LONDON (Reuters) -A four-day "extreme heat" warning came into force in parts of England and Wales on Thursday, with temperatures poised to top 35 Celsius in another heatwave that could cause wildfires and pressure water supplies and transport services.
The Met Office said its amber warning, its second-most severe after red, will last until the end of Sunday, and cautioned that people vulnerable to extreme heat could face adverse health effects.
Temperatures are expected to peak at 35C (95 Fahrenheit) on Friday and may hit 36C in some places on Saturday.
"The grass in London is tinderbox dry and the smallest of sparks can start a blaze which could cause devastation," London Fire Brigade Assistant Commissioner Jonathan Smith said on Thursday.
The brigade, which faced its busiest week since World War Two during July's heatwave, said it had tackled 340 grass, rubbish and open land fires in the first week of August, compared with just 42 in the same week last year.

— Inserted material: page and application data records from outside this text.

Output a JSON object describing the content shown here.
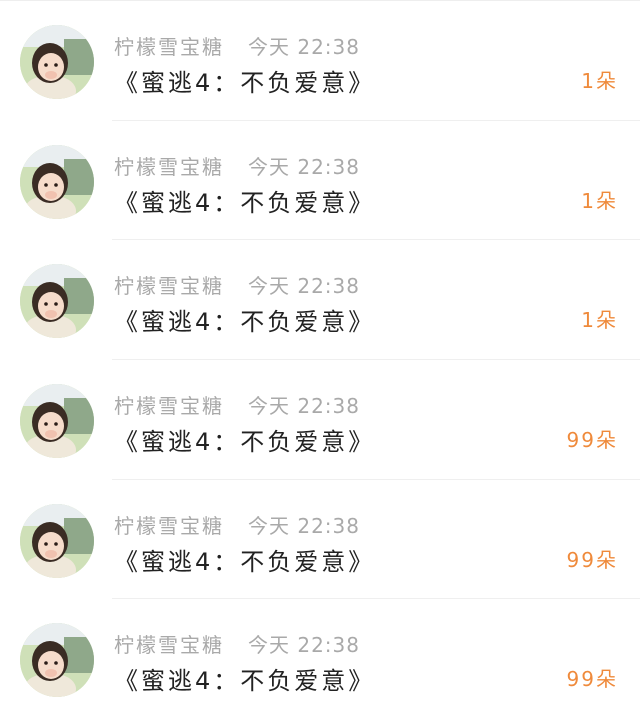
{
  "records": [
    {
      "name": "柠檬雪宝糖",
      "time": "今天 22:38",
      "title": "《蜜逃4：不负爱意》",
      "gift": "1朵",
      "avatar_icon": "girl-avatar-icon"
    },
    {
      "name": "柠檬雪宝糖",
      "time": "今天 22:38",
      "title": "《蜜逃4：不负爱意》",
      "gift": "1朵",
      "avatar_icon": "girl-avatar-icon"
    },
    {
      "name": "柠檬雪宝糖",
      "time": "今天 22:38",
      "title": "《蜜逃4：不负爱意》",
      "gift": "1朵",
      "avatar_icon": "girl-avatar-icon"
    },
    {
      "name": "柠檬雪宝糖",
      "time": "今天 22:38",
      "title": "《蜜逃4：不负爱意》",
      "gift": "99朵",
      "avatar_icon": "girl-avatar-icon"
    },
    {
      "name": "柠檬雪宝糖",
      "time": "今天 22:38",
      "title": "《蜜逃4：不负爱意》",
      "gift": "99朵",
      "avatar_icon": "girl-avatar-icon"
    },
    {
      "name": "柠檬雪宝糖",
      "time": "今天 22:38",
      "title": "《蜜逃4：不负爱意》",
      "gift": "99朵",
      "avatar_icon": "girl-avatar-icon"
    }
  ],
  "colors": {
    "name_text": "#a9a9a9",
    "title_text": "#222222",
    "gift_text": "#ef8a3b",
    "divider": "#efefef"
  }
}
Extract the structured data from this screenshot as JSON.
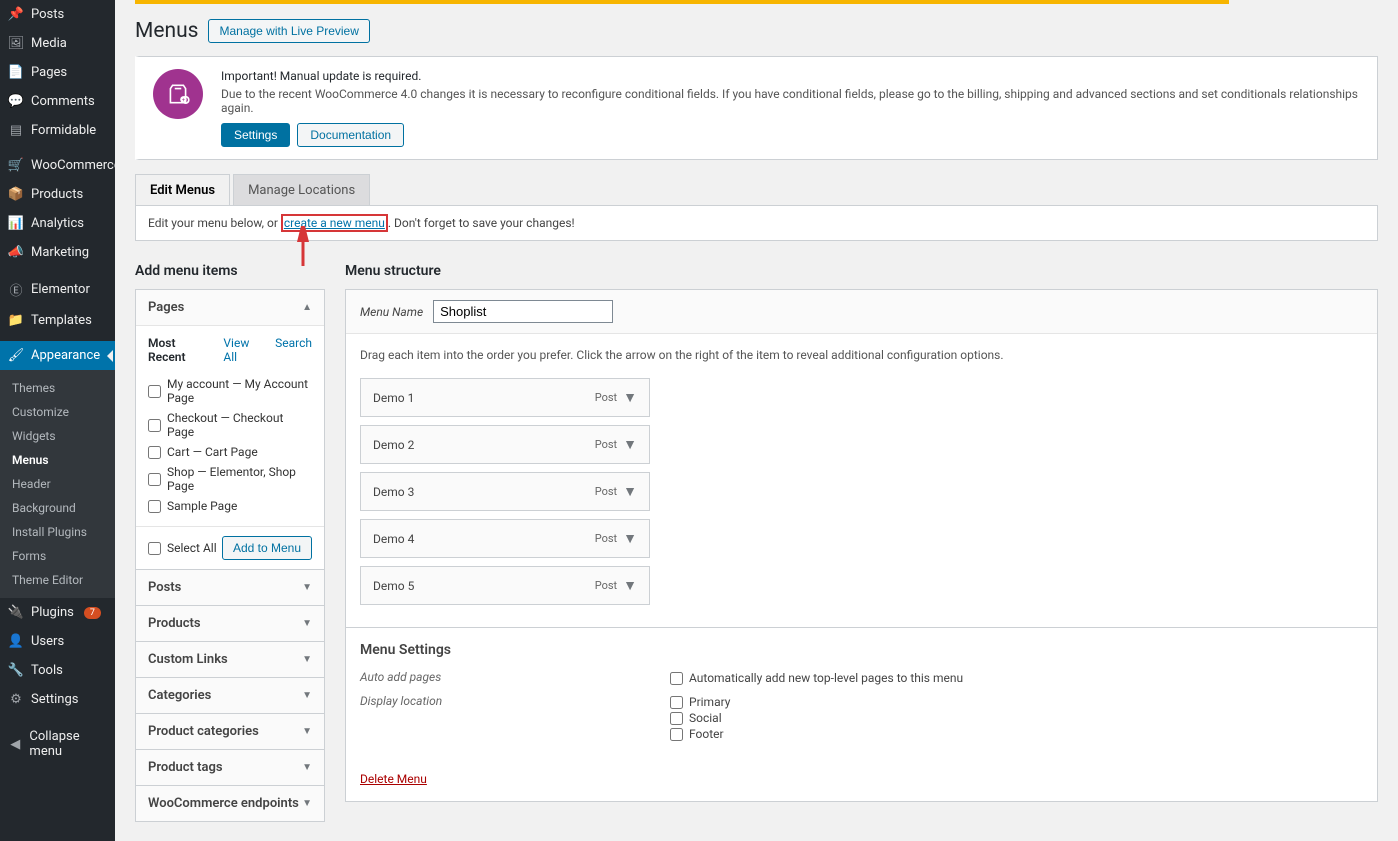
{
  "sidebar": {
    "items": [
      {
        "icon": "📌",
        "label": "Posts"
      },
      {
        "icon": "🖼",
        "label": "Media"
      },
      {
        "icon": "📄",
        "label": "Pages"
      },
      {
        "icon": "💬",
        "label": "Comments"
      },
      {
        "icon": "▤",
        "label": "Formidable"
      },
      {
        "icon": "🛒",
        "label": "WooCommerce"
      },
      {
        "icon": "📦",
        "label": "Products"
      },
      {
        "icon": "📊",
        "label": "Analytics"
      },
      {
        "icon": "📣",
        "label": "Marketing"
      },
      {
        "icon": "Ⓔ",
        "label": "Elementor"
      },
      {
        "icon": "📁",
        "label": "Templates"
      },
      {
        "icon": "🖌",
        "label": "Appearance"
      }
    ],
    "sub": [
      "Themes",
      "Customize",
      "Widgets",
      "Menus",
      "Header",
      "Background",
      "Install Plugins",
      "Forms",
      "Theme Editor"
    ],
    "after": [
      {
        "icon": "🔌",
        "label": "Plugins",
        "badge": "7"
      },
      {
        "icon": "👤",
        "label": "Users"
      },
      {
        "icon": "🔧",
        "label": "Tools"
      },
      {
        "icon": "⚙",
        "label": "Settings"
      }
    ],
    "collapse": "Collapse menu"
  },
  "header": {
    "title": "Menus",
    "preview_button": "Manage with Live Preview"
  },
  "notice": {
    "line1": "Important! Manual update is required.",
    "line2": "Due to the recent WooCommerce 4.0 changes it is necessary to reconfigure conditional fields. If you have conditional fields, please go to the billing, shipping and advanced sections and set conditionals relationships again.",
    "btn1": "Settings",
    "btn2": "Documentation"
  },
  "tabs": {
    "edit": "Edit Menus",
    "locations": "Manage Locations"
  },
  "helper": {
    "pre": "Edit your menu below, or ",
    "link": "create a new menu",
    "post": ". Don't forget to save your changes!"
  },
  "left": {
    "heading": "Add menu items",
    "pages": {
      "title": "Pages",
      "subtabs": {
        "recent": "Most Recent",
        "viewall": "View All",
        "search": "Search"
      },
      "items": [
        "My account — My Account Page",
        "Checkout — Checkout Page",
        "Cart — Cart Page",
        "Shop — Elementor, Shop Page",
        "Sample Page"
      ],
      "selectall": "Select All",
      "addbtn": "Add to Menu"
    },
    "closed": [
      "Posts",
      "Products",
      "Custom Links",
      "Categories",
      "Product categories",
      "Product tags",
      "WooCommerce endpoints"
    ]
  },
  "right": {
    "heading": "Menu structure",
    "name_label": "Menu Name",
    "name_value": "Shoplist",
    "hint": "Drag each item into the order you prefer. Click the arrow on the right of the item to reveal additional configuration options.",
    "items": [
      {
        "title": "Demo 1",
        "type": "Post"
      },
      {
        "title": "Demo 2",
        "type": "Post"
      },
      {
        "title": "Demo 3",
        "type": "Post"
      },
      {
        "title": "Demo 4",
        "type": "Post"
      },
      {
        "title": "Demo 5",
        "type": "Post"
      }
    ],
    "settings_h": "Menu Settings",
    "auto_label": "Auto add pages",
    "auto_opt": "Automatically add new top-level pages to this menu",
    "loc_label": "Display location",
    "locations": [
      "Primary",
      "Social",
      "Footer"
    ],
    "delete": "Delete Menu"
  }
}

The Met Office raised its forecast for fire severity in London and other parts of England over the next few days to "exceptional" or level 5, its highest.

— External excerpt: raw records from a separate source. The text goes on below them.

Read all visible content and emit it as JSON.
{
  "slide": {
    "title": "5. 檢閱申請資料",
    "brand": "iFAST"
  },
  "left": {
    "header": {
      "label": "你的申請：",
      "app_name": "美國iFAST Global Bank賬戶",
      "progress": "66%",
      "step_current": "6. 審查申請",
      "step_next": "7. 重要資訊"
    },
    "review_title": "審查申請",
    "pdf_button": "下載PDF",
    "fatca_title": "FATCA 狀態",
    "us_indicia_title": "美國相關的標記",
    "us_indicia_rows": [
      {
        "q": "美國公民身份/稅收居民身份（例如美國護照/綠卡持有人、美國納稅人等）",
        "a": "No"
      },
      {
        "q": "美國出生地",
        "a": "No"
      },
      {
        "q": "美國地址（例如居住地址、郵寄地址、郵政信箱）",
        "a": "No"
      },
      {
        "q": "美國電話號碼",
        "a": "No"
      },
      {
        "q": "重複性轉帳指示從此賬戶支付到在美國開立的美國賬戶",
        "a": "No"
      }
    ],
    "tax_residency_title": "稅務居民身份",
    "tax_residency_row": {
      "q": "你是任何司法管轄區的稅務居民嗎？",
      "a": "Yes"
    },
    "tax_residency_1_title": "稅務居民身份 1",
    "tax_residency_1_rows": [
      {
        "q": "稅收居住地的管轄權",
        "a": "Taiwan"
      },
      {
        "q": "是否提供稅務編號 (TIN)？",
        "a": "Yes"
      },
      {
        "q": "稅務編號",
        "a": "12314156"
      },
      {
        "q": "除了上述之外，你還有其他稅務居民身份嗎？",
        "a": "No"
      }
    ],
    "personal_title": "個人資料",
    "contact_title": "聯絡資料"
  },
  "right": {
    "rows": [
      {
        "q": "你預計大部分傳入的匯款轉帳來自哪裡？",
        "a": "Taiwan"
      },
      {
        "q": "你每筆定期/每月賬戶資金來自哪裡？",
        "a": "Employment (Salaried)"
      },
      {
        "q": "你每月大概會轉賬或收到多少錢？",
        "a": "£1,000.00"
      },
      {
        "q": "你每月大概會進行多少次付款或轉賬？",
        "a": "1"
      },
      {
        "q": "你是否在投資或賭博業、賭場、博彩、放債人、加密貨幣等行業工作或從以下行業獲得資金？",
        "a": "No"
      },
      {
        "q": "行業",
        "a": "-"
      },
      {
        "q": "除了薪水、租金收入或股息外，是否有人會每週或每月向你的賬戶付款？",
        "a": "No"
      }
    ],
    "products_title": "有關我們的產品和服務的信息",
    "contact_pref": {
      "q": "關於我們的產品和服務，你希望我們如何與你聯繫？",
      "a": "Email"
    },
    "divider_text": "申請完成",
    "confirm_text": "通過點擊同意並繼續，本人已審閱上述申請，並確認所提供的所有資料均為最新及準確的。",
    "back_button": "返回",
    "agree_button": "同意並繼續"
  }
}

The warning follows the driest July for England since 1935, when temperatures rose above 40C for the first time, turning a renewed spotlight to the impacts of climate change.

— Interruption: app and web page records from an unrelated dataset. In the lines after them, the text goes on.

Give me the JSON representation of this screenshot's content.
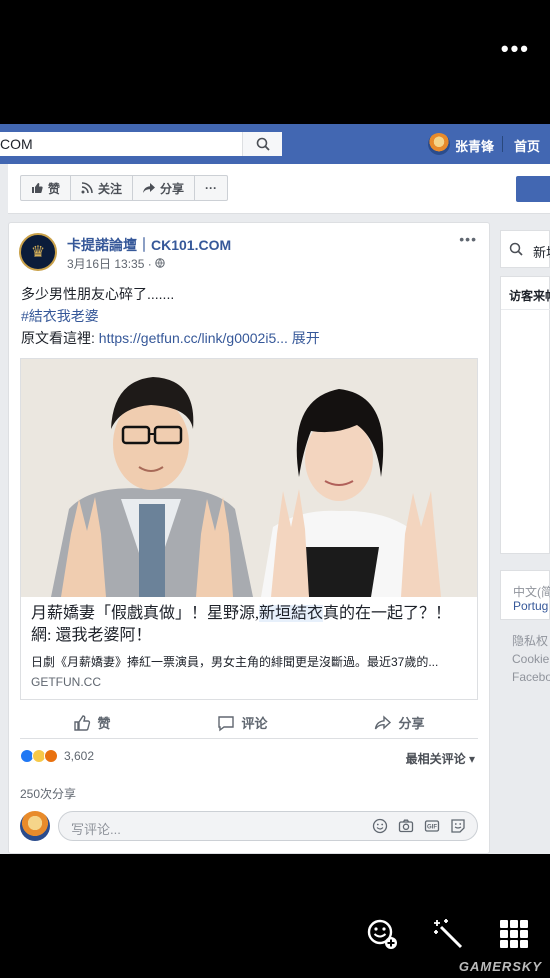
{
  "overlay": {
    "more_label": "•••",
    "watermark": "GAMERSKY"
  },
  "topbar": {
    "search_value": "COM",
    "user_name": "张青锋",
    "home_label": "首页"
  },
  "page_actions": {
    "like_label": "赞",
    "follow_label": "关注",
    "share_label": "分享",
    "more_label": "···"
  },
  "post": {
    "page_name": "卡提諾論壇｜CK101.COM",
    "time": "3月16日 13:35 · ",
    "text_line1": "多少男性朋友心碎了.......",
    "hashtag": "#結衣我老婆",
    "link_prefix": "原文看這裡: ",
    "link_url": "https://getfun.cc/link/g0002i5... ",
    "link_expand": "展开",
    "share": {
      "title_part1": "月薪嬌妻「假戲真做」！星野源,",
      "title_highlight": "新垣結衣",
      "title_part2": "真的在一起了？！ 網: 還我老婆阿！",
      "description": "日劇《月薪嬌妻》捧紅一票演員，男女主角的緋聞更是沒斷過。最近37歲的...",
      "domain": "GETFUN.CC"
    },
    "actions": {
      "like": "赞",
      "comment": "评论",
      "share": "分享"
    },
    "reaction_count": "3,602",
    "sort_label": "最相关评论 ▾",
    "share_count": "250次分享",
    "comment_placeholder": "写评论..."
  },
  "right_column": {
    "search_text": "新垣",
    "visitors_title": "访客来帖",
    "lang_current": "中文(简",
    "lang_other": "Portug",
    "footer_1": "隐私权",
    "footer_2": "Cookie",
    "footer_3": "Facebo"
  },
  "colors": {
    "brand_blue": "#4267b2",
    "link_blue": "#365899",
    "background": "#e9ebee"
  }
}
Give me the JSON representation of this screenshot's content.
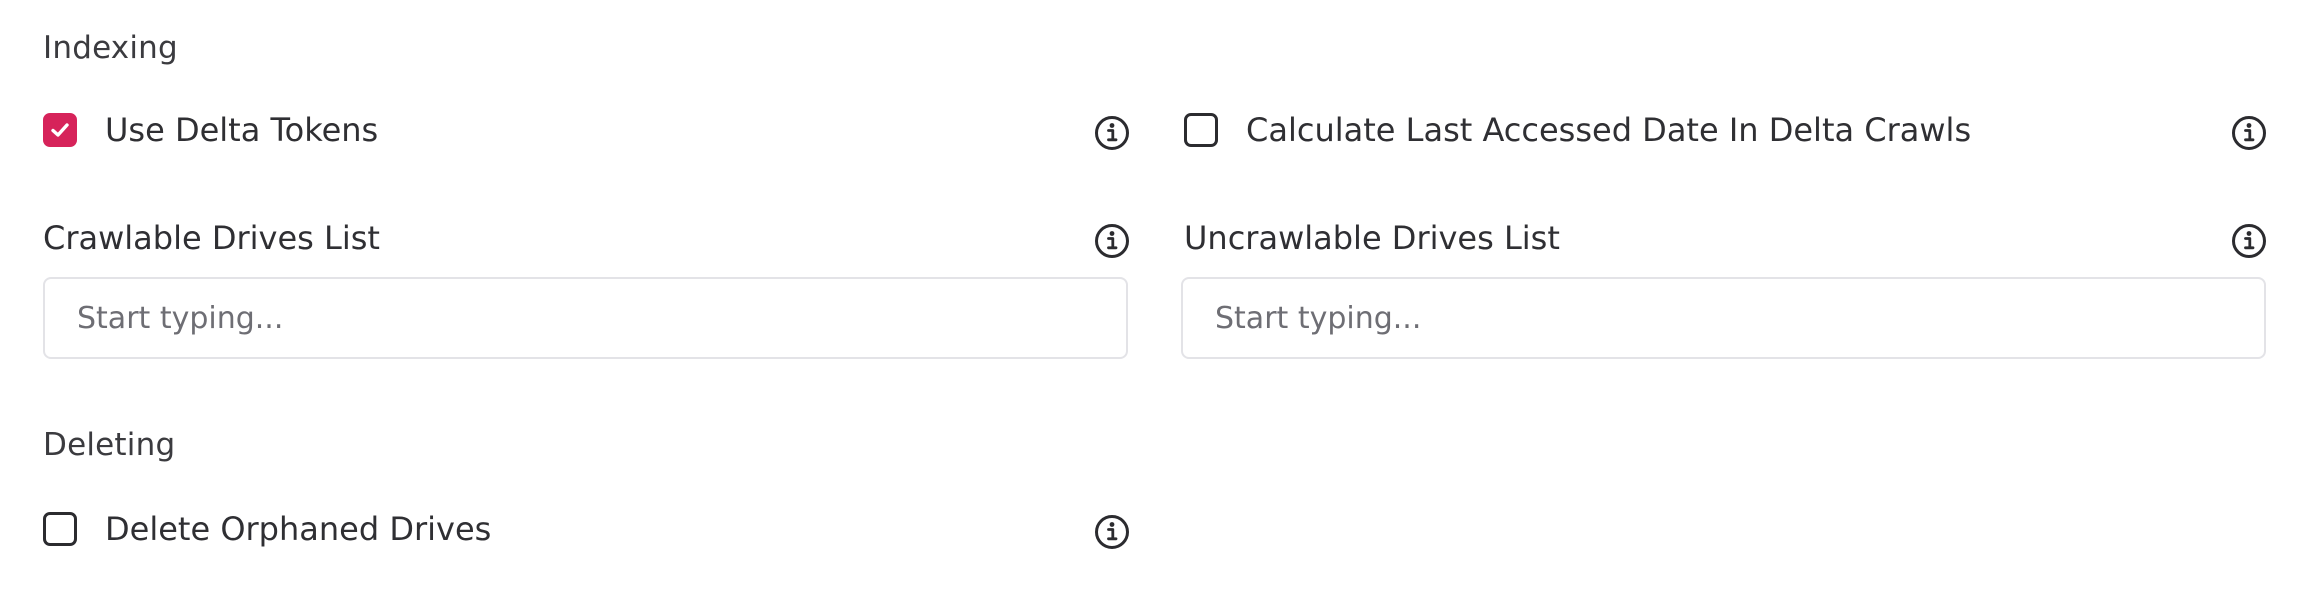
{
  "indexing": {
    "title": "Indexing",
    "use_delta_tokens": {
      "label": "Use Delta Tokens",
      "checked": true
    },
    "calculate_last_accessed": {
      "label": "Calculate Last Accessed Date In Delta Crawls",
      "checked": false
    },
    "crawlable_drives": {
      "label": "Crawlable Drives List",
      "value": "",
      "placeholder": "Start typing..."
    },
    "uncrawlable_drives": {
      "label": "Uncrawlable Drives List",
      "value": "",
      "placeholder": "Start typing..."
    }
  },
  "deleting": {
    "title": "Deleting",
    "delete_orphaned_drives": {
      "label": "Delete Orphaned Drives",
      "checked": false
    }
  },
  "colors": {
    "accent": "#d6235a",
    "border": "#e3e3e7",
    "text": "#2f2f33"
  },
  "icons": {
    "info": "info-circle-icon",
    "check": "checkmark-icon"
  }
}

Other European nations have also faced a scorching heatwave in recent weeks with temperatures often exceeding 40C.
During July's heatwave, Britain, which is less used to such high temperatures, faced power outages, damage to airport runways and rail tracks and dozens of blazes in London that destroyed properties and vehicles.
Britain's environment minister George Eustice on Wednesday urged water companies to take precautions to protect water supplies and tackle the effects of the prolonged dry weather.
Several water companies have already imposed restrictions on water usage and supermarkets have limited sales of disposable barbecues that firefighters warn can set light to tinder-dry grass.
This week's amber warning follows Britain's first-ever red "Extreme Heat" warning in July.
(Reporting by Sachin Ravikumar; Editing by Kate Holton and Andrew Heavens)